Smith has been one of the poster children for the low-quality shots that make coaches cringe, but it’s become a strength for him late into his career and is part of the reason why he’s starting in Cleveland again. And now, he’s leaning into it!

Smith mentioned his catch-and-shoot ability along with him being able to guard the best offensive guard as things he’d bring back to the starting lineup.

But when asked if he thought the team maintained its identity as one of the best three-point shooting teams in the league despite their struggles with spacing the floor this season, Smith dropped this bomb.

“I think it’s just a matter of us getting open shots. Everybody doesn’t like shooting contested threes like myself. Getting open shots, and then guys having the confidence to make them,” Smith said.

This is not the first time Smith has re-branded his shot selection. He has a history of letting us know he’s ready to let it fly whenever.

“When in doubt, shoot”

Those were the wisest words Smith has ever given us. When the Cavaliers traded for him in January 2015, some speculated that Smith couldn’t fit on a team with LeBron James because of his erratic shot selection.

And it looked like that was the case for a while. In his first game as a Cavalier against the Rockets, Smith went 0 for 5 from the field in 18 minutes and didn’t seem to mesh at all.

When asked what adjustments he would make moving forward, Smith’s answer was honest and so J.R. Smith.

"Worse come to worse ... my motto is, 'When in doubt, shoot the ball,'" Smith said "So when in doubt, I'm going to shoot it, and hopefully that don't catch nobody off guard."

Open shots are boring

This is the code that Smith lives by. If a shot is open, of course he’ll take it. Will he enjoy it? Probably not. Get a defender over here. Come get this bucket, please.

Smith hit seven three-point shots in a Game 2 against the Atlanta Hawks in the 2016 postseason. Of those seven shots, five of them were contested with defenders within two to four feet of him. The next day when Smith was made available to the media, he said his teammates were asking him what he was thinking with his shot selection.

"Guys are always looking at me like: 'What are you doing? What are you doing?' This is my shot," Smith said, dead seriously, to the media.
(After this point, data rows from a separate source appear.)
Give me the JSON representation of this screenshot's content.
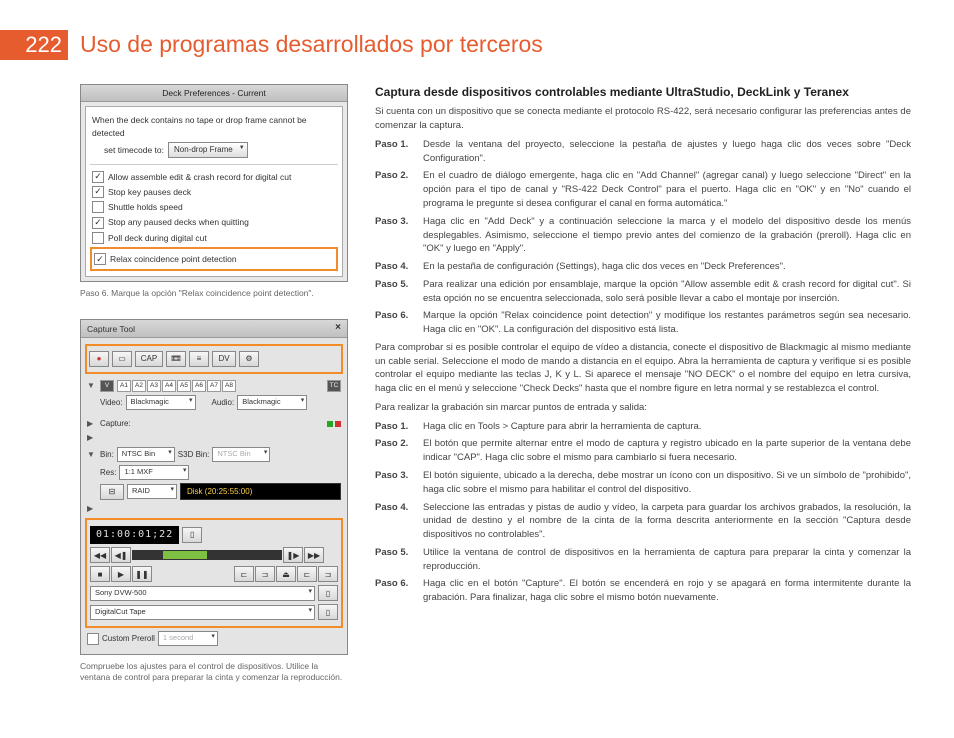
{
  "page_number": "222",
  "title": "Uso de programas desarrollados por terceros",
  "fig1": {
    "titlebar": "Deck Preferences - Current",
    "intro": "When the deck contains no tape or drop frame cannot be detected",
    "set_tc_label": "set timecode to:",
    "set_tc_value": "Non-drop Frame",
    "opt_assemble": "Allow assemble edit & crash record for digital cut",
    "opt_stopkey": "Stop key pauses deck",
    "opt_shuttle": "Shuttle holds speed",
    "opt_stopany": "Stop any paused decks when quitting",
    "opt_poll": "Poll deck during digital cut",
    "opt_relax": "Relax coincidence point detection",
    "caption": "Paso 6. Marque la opción \"Relax coincidence point detection\"."
  },
  "fig2": {
    "title": "Capture Tool",
    "cap_btn": "CAP",
    "dvlabel": "DV",
    "track_v": "V",
    "tracks": [
      "A1",
      "A2",
      "A3",
      "A4",
      "A5",
      "A6",
      "A7",
      "A8"
    ],
    "tc": "TC",
    "video_label": "Video:",
    "video_val": "Blackmagic",
    "audio_label": "Audio:",
    "audio_val": "Blackmagic",
    "capture_label": "Capture:",
    "bin_label": "Bin:",
    "bin_val": "NTSC Bin",
    "s3d_label": "S3D Bin:",
    "s3d_val": "NTSC Bin",
    "res_label": "Res:",
    "res_val": "1:1 MXF",
    "raid": "RAID",
    "disk": "Disk (20:25:55:00)",
    "timecode": "01:00:01;22",
    "deck_name": "Sony DVW-500",
    "tape_name": "DigitalCut Tape",
    "preroll_label": "Custom Preroll",
    "preroll_val": "1 second",
    "caption": "Compruebe los ajustes para el control de dispositivos.  Utilice la ventana de control para preparar la cinta y comenzar la reproducción."
  },
  "right": {
    "heading": "Captura desde dispositivos controlables mediante UltraStudio, DeckLink y Teranex",
    "intro": "Si cuenta con un dispositivo que se conecta mediante el protocolo RS-422, será necesario configurar las preferencias antes de comenzar la captura.",
    "stepsA": [
      {
        "n": "Paso 1.",
        "t": "Desde la ventana del proyecto, seleccione la pestaña de ajustes y luego haga clic dos veces sobre \"Deck Configuration\"."
      },
      {
        "n": "Paso 2.",
        "t": "En el cuadro de diálogo emergente, haga clic en \"Add Channel\" (agregar canal) y luego seleccione \"Direct\" en la opción para el tipo de canal y \"RS-422 Deck Control\" para el puerto.  Haga clic en \"OK\" y en \"No\" cuando el programa le pregunte si desea configurar el canal en forma automática.\""
      },
      {
        "n": "Paso 3.",
        "t": "Haga clic en \"Add Deck\" y a continuación seleccione la marca y el modelo del dispositivo desde los menús desplegables. Asimismo, seleccione el tiempo previo antes del comienzo de la grabación (preroll).   Haga clic en \"OK\" y luego en \"Apply\"."
      },
      {
        "n": "Paso 4.",
        "t": "En la pestaña de configuración (Settings), haga clic dos veces en \"Deck Preferences\"."
      },
      {
        "n": "Paso 5.",
        "t": "Para realizar una edición por ensamblaje, marque la opción \"Allow assemble edit & crash record for digital cut\". Si esta opción no se encuentra seleccionada, solo será posible llevar a cabo el montaje por inserción."
      },
      {
        "n": "Paso 6.",
        "t": "Marque la opción \"Relax coincidence point detection\" y modifique los restantes parámetros según sea necesario.  Haga clic en \"OK\". La configuración del dispositivo está lista."
      }
    ],
    "mid1": "Para comprobar si es posible controlar el equipo de vídeo a distancia, conecte el dispositivo de Blackmagic al mismo mediante un cable serial.    Seleccione el modo de mando a distancia en el equipo. Abra la herramienta de captura y verifique si es posible controlar el equipo mediante las teclas J, K y L. Si aparece el mensaje \"NO DECK\" o el nombre del equipo en letra cursiva, haga clic en el menú y seleccione \"Check Decks\" hasta que el nombre figure en letra normal y se restablezca el control.",
    "mid2": "Para realizar la grabación sin marcar puntos de entrada y salida:",
    "stepsB": [
      {
        "n": "Paso 1.",
        "t": "Haga clic en Tools > Capture para abrir la herramienta de captura."
      },
      {
        "n": "Paso 2.",
        "t": "El botón que permite alternar entre el modo de captura y registro ubicado en la parte superior de la ventana debe indicar \"CAP\". Haga clic sobre el mismo para cambiarlo si fuera necesario."
      },
      {
        "n": "Paso 3.",
        "t": "El botón siguiente, ubicado a la derecha, debe mostrar un ícono con un dispositivo. Si ve un símbolo de \"prohibido\", haga clic sobre el mismo para habilitar el control del dispositivo."
      },
      {
        "n": "Paso 4.",
        "t": "Seleccione las entradas y pistas de audio y vídeo, la carpeta para guardar los archivos grabados, la resolución, la unidad de destino y el nombre de la cinta de la forma descrita anteriormente en la sección \"Captura desde dispositivos no controlables\"."
      },
      {
        "n": "Paso 5.",
        "t": "Utilice la ventana de control de dispositivos en la herramienta de captura para preparar la cinta y comenzar la reproducción."
      },
      {
        "n": "Paso 6.",
        "t": "Haga clic en el botón \"Capture\". El botón se encenderá en rojo y se apagará en forma intermitente durante la grabación. Para finalizar, haga clic sobre el mismo botón nuevamente."
      }
    ]
  }
}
But he wasn’t done. "I'd rather take a contested shot than an open shot any day. It's kind of boring when you take open shots."

Does he always make the tough ones? No, of course not. Last season, Smith only shot 0.5 shots per game with a defender within two feet of him and only had an effective field goal percentage of 37.5 percent of those. That’s not good, even for the worst shots in the game.

But honestly? He has a point. Contested shots are bad, but they’re way cooler than open three-pointers when they drop. I could watch this on a loop all day.

Contested shots are fun, even when they don’t go in. What makes Smith special is that every time he shoots one, I kind of expect it to drop. As he said, those are his shots and he’s won a title shooting them.

Keep shooting, Smith.